__Task instructions__
The whole listing below should be duplicated exactly, with nothing left out.

__Data in this exercise__
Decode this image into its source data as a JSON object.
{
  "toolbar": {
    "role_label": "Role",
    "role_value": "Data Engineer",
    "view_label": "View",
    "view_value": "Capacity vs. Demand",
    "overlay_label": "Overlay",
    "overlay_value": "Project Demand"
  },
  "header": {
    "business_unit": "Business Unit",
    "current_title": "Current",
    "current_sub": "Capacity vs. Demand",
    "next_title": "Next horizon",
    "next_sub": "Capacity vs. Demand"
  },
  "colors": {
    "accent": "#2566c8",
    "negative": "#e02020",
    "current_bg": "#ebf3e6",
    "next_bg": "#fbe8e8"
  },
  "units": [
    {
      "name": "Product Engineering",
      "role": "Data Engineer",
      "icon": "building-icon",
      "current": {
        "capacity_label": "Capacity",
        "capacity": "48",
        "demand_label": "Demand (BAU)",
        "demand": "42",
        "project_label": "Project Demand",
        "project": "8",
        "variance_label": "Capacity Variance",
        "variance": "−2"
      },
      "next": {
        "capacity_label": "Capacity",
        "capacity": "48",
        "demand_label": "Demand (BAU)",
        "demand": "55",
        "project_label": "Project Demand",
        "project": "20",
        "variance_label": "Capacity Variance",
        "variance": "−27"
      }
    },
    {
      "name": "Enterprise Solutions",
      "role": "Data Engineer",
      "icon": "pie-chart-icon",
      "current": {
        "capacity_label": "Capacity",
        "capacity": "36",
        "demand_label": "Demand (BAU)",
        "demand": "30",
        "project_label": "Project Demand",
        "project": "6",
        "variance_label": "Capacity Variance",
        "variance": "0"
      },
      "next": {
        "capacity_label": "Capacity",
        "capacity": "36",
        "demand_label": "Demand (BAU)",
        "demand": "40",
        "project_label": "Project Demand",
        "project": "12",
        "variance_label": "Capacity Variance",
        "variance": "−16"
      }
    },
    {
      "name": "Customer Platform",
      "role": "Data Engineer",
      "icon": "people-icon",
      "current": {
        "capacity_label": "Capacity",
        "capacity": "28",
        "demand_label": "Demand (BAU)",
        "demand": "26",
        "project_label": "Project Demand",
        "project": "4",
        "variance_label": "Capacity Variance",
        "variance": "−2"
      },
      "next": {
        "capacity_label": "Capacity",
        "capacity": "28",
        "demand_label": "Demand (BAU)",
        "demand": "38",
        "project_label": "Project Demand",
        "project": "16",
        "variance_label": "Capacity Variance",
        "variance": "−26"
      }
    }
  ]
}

__Answer for the task__
Decode this image into its source data as a JSON object.
{
  "toolbar": {
    "role_label": "Role",
    "role_value": "Data Engineer",
    "view_label": "View",
    "view_value": "Capacity vs. Demand",
    "overlay_label": "Overlay",
    "overlay_value": "Project Demand"
  },
  "header": {
    "business_unit": "Business Unit",
    "current_title": "Current",
    "current_sub": "Capacity vs. Demand",
    "next_title": "Next horizon",
    "next_sub": "Capacity vs. Demand"
  },
  "colors": {
    "accent": "#2566c8",
    "negative": "#e02020",
    "current_bg": "#ebf3e6",
    "next_bg": "#fbe8e8"
  },
  "units": [
    {
      "name": "Product Engineering",
      "role": "Data Engineer",
      "icon": "building-icon",
      "current": {
        "capacity_label": "Capacity",
        "capacity": "48",
        "demand_label": "Demand (BAU)",
        "demand": "42",
        "project_label": "Project Demand",
        "project": "8",
        "variance_label": "Capacity Variance",
        "variance": "−2"
      },
      "next": {
        "capacity_label": "Capacity",
        "capacity": "48",
        "demand_label": "Demand (BAU)",
        "demand": "55",
        "project_label": "Project Demand",
        "project": "20",
        "variance_label": "Capacity Variance",
        "variance": "−27"
      }
    },
    {
      "name": "Enterprise Solutions",
      "role": "Data Engineer",
      "icon": "pie-chart-icon",
      "current": {
        "capacity_label": "Capacity",
        "capacity": "36",
        "demand_label": "Demand (BAU)",
        "demand": "30",
        "project_label": "Project Demand",
        "project": "6",
        "variance_label": "Capacity Variance",
        "variance": "0"
      },
      "next": {
        "capacity_label": "Capacity",
        "capacity": "36",
        "demand_label": "Demand (BAU)",
        "demand": "40",
        "project_label": "Project Demand",
        "project": "12",
        "variance_label": "Capacity Variance",
        "variance": "−16"
      }
    },
    {
      "name": "Customer Platform",
      "role": "Data Engineer",
      "icon": "people-icon",
      "current": {
        "capacity_label": "Capacity",
        "capacity": "28",
        "demand_label": "Demand (BAU)",
        "demand": "26",
        "project_label": "Project Demand",
        "project": "4",
        "variance_label": "Capacity Variance",
        "variance": "−2"
      },
      "next": {
        "capacity_label": "Capacity",
        "capacity": "28",
        "demand_label": "Demand (BAU)",
        "demand": "38",
        "project_label": "Project Demand",
        "project": "16",
        "variance_label": "Capacity Variance",
        "variance": "−26"
      }
    }
  ]
}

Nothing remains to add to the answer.